Which of the lines below contain the string "icon"? Copy each one.

--- GIVEN INFORMATION Enclosed Below ---

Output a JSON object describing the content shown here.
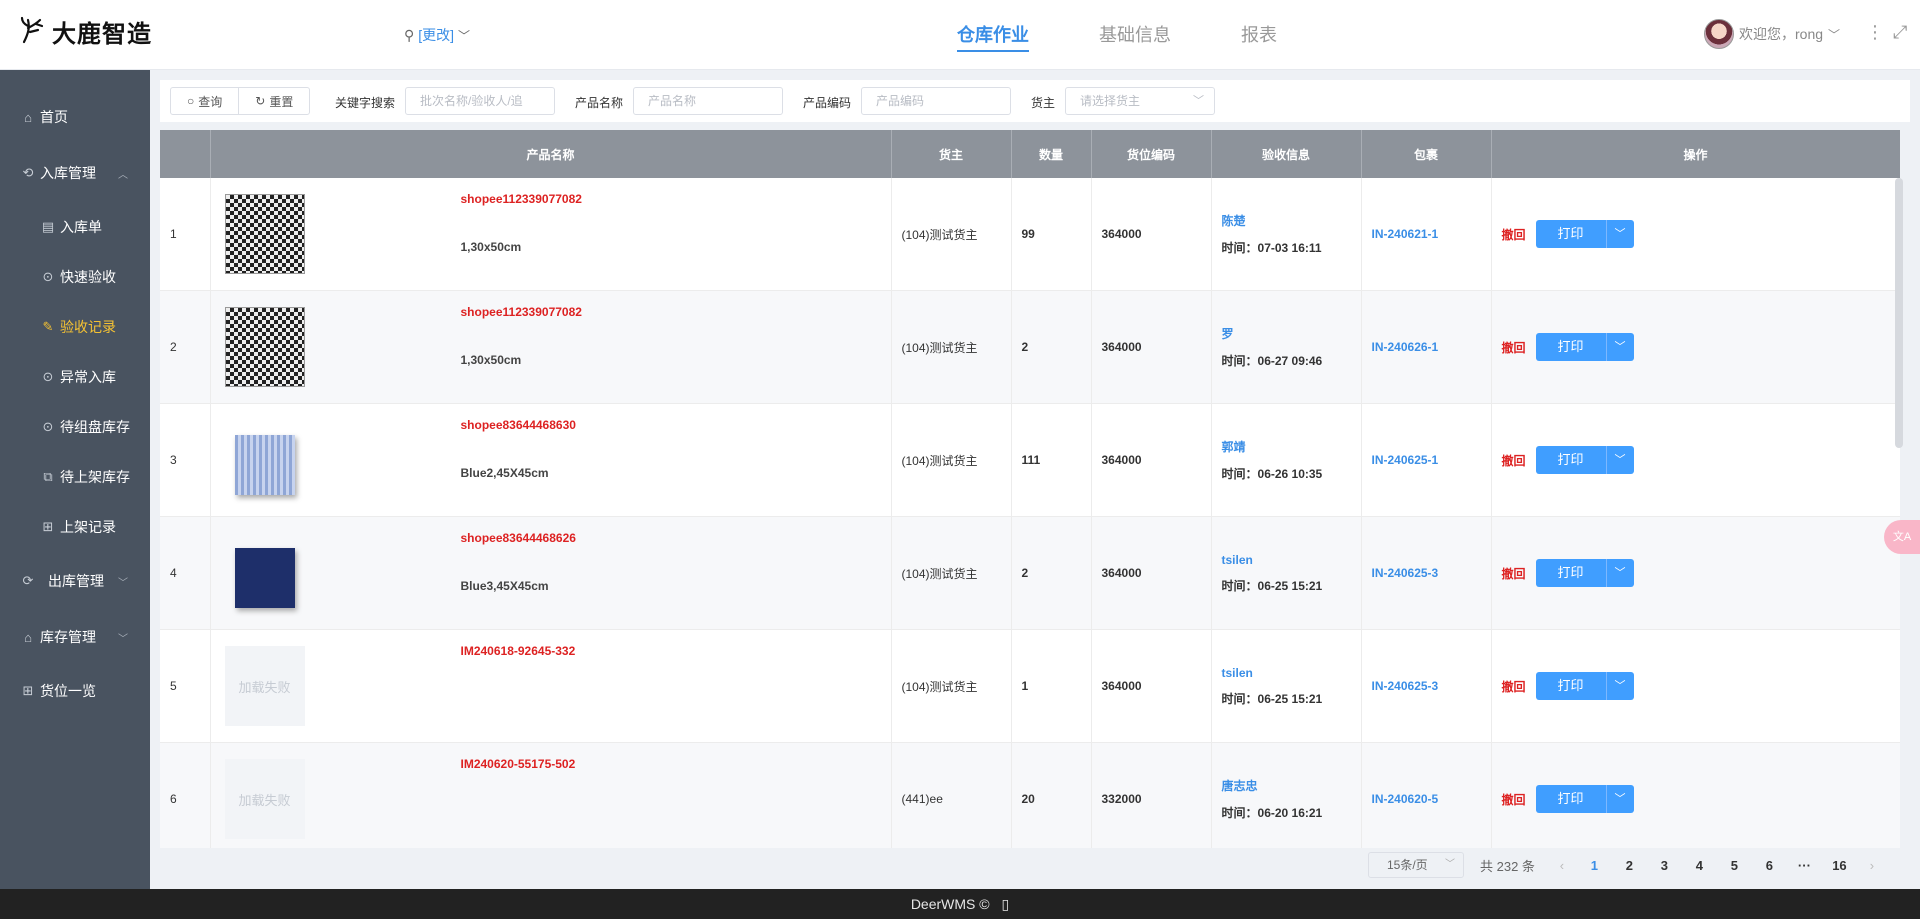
{
  "header": {
    "logo_text": "大鹿智造",
    "location_label": "[更改]",
    "tabs": [
      {
        "label": "仓库作业",
        "active": true
      },
      {
        "label": "基础信息",
        "active": false
      },
      {
        "label": "报表",
        "active": false
      }
    ],
    "user_greeting": "欢迎您，rong"
  },
  "sidebar": {
    "items": [
      {
        "label": "首页",
        "icon": "home-icon"
      },
      {
        "label": "入库管理",
        "icon": "inbound-icon"
      },
      {
        "label": "入库单",
        "icon": "document-icon"
      },
      {
        "label": "快速验收",
        "icon": "dots-circle-icon"
      },
      {
        "label": "验收记录",
        "icon": "edit-record-icon"
      },
      {
        "label": "异常入库",
        "icon": "dots-circle-icon"
      },
      {
        "label": "待组盘库存",
        "icon": "dots-circle-icon"
      },
      {
        "label": "待上架库存",
        "icon": "boxes-icon"
      },
      {
        "label": "上架记录",
        "icon": "shelf-icon"
      },
      {
        "label": "出库管理",
        "icon": "outbound-icon"
      },
      {
        "label": "库存管理",
        "icon": "stock-icon"
      },
      {
        "label": "货位一览",
        "icon": "shelf-icon"
      }
    ]
  },
  "filters": {
    "query_button": "查询",
    "reset_button": "重置",
    "keyword_label": "关键字搜索",
    "keyword_placeholder": "批次名称/验收人/追",
    "product_name_label": "产品名称",
    "product_name_placeholder": "产品名称",
    "product_code_label": "产品编码",
    "product_code_placeholder": "产品编码",
    "owner_label": "货主",
    "owner_placeholder": "请选择货主"
  },
  "table": {
    "headers": [
      "",
      "产品名称",
      "货主",
      "数量",
      "货位编码",
      "验收信息",
      "包裹",
      "操作"
    ],
    "time_prefix": "时间：",
    "undo_label": "撤回",
    "print_label": "打印",
    "image_failed_label": "加载失败",
    "rows": [
      {
        "index": "1",
        "thumb": "houndstooth",
        "product_code": "shopee112339077082",
        "spec": "1,30x50cm",
        "owner": "(104)测试货主",
        "qty": "99",
        "location": "364000",
        "receiver": "陈楚",
        "time": "07-03 16:11",
        "package": "IN-240621-1"
      },
      {
        "index": "2",
        "thumb": "houndstooth",
        "product_code": "shopee112339077082",
        "spec": "1,30x50cm",
        "owner": "(104)测试货主",
        "qty": "2",
        "location": "364000",
        "receiver": "罗",
        "time": "06-27 09:46",
        "package": "IN-240626-1"
      },
      {
        "index": "3",
        "thumb": "blue",
        "product_code": "shopee83644468630",
        "spec": "Blue2,45X45cm",
        "owner": "(104)测试货主",
        "qty": "111",
        "location": "364000",
        "receiver": "郭靖",
        "time": "06-26 10:35",
        "package": "IN-240625-1"
      },
      {
        "index": "4",
        "thumb": "navy",
        "product_code": "shopee83644468626",
        "spec": "Blue3,45X45cm",
        "owner": "(104)测试货主",
        "qty": "2",
        "location": "364000",
        "receiver": "tsilen",
        "time": "06-25 15:21",
        "package": "IN-240625-3"
      },
      {
        "index": "5",
        "thumb": "failed",
        "product_code": "IM240618-92645-332",
        "spec": "",
        "owner": "(104)测试货主",
        "qty": "1",
        "location": "364000",
        "receiver": "tsilen",
        "time": "06-25 15:21",
        "package": "IN-240625-3"
      },
      {
        "index": "6",
        "thumb": "failed",
        "product_code": "IM240620-55175-502",
        "spec": "",
        "owner": "(441)ee",
        "qty": "20",
        "location": "332000",
        "receiver": "唐志忠",
        "time": "06-20 16:21",
        "package": "IN-240620-5"
      }
    ]
  },
  "pagination": {
    "page_size": "15条/页",
    "total": "共 232 条",
    "pages": [
      "1",
      "2",
      "3",
      "4",
      "5",
      "6",
      "···",
      "16"
    ],
    "current": "1"
  },
  "footer": {
    "text": "DeerWMS ©"
  },
  "colors": {
    "accent": "#3a8ee6",
    "sidebar_bg": "#495360",
    "sidebar_active": "#f5c233",
    "product_red": "#dd2222",
    "header_gray": "#8d939b",
    "print_button": "#409eff"
  }
}
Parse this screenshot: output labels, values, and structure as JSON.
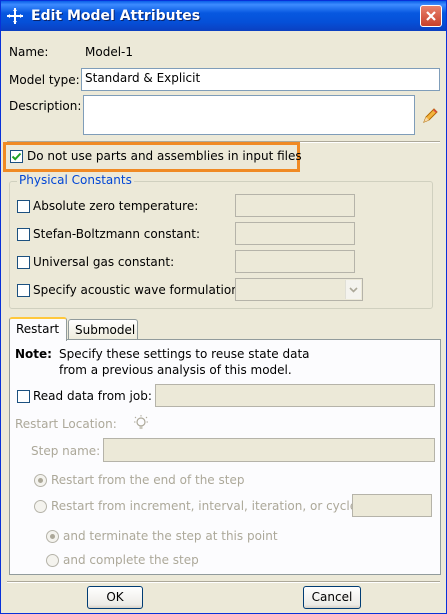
{
  "window": {
    "title": "Edit Model Attributes"
  },
  "name": {
    "label": "Name:",
    "value": "Model-1"
  },
  "model_type": {
    "label": "Model type:",
    "value": "Standard & Explicit"
  },
  "description": {
    "label": "Description:",
    "value": ""
  },
  "no_parts_option": {
    "label": "Do not use parts and assemblies in input files",
    "checked": true
  },
  "physical_constants": {
    "title": "Physical Constants",
    "items": [
      {
        "label": "Absolute zero temperature:",
        "value": ""
      },
      {
        "label": "Stefan-Boltzmann constant:",
        "value": ""
      },
      {
        "label": "Universal gas constant:",
        "value": ""
      },
      {
        "label": "Specify acoustic wave formulation:",
        "value": ""
      }
    ]
  },
  "tabs": [
    {
      "label": "Restart",
      "active": true
    },
    {
      "label": "Submodel",
      "active": false
    }
  ],
  "restart": {
    "note_label": "Note:",
    "note_line1": "Specify these settings to reuse state data",
    "note_line2": "from a previous analysis of this model.",
    "read_data_label": "Read data from job:",
    "read_data_value": "",
    "location_label": "Restart Location:",
    "step_name_label": "Step name:",
    "step_name_value": "",
    "opt_end_label": "Restart from the end of the step",
    "opt_increment_label": "Restart from increment, interval, iteration, or cycle:",
    "increment_value": "",
    "sub_terminate_label": "and terminate the step at this point",
    "sub_complete_label": "and complete the step"
  },
  "buttons": {
    "ok": "OK",
    "cancel": "Cancel"
  },
  "colors": {
    "title_bar": "#0758e0",
    "highlight": "#f08a24",
    "group_title": "#0046d5"
  }
}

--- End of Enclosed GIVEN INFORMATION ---

OUTPUT OF THE TASK =>
        "icon": "home-icon"
        "icon": "inbound-icon"
        "icon": "document-icon"
        "icon": "dots-circle-icon"
        "icon": "edit-record-icon"
        "icon": "dots-circle-icon"
        "icon": "dots-circle-icon"
        "icon": "boxes-icon"
        "icon": "shelf-icon"
        "icon": "outbound-icon"
        "icon": "stock-icon"
        "icon": "shelf-icon"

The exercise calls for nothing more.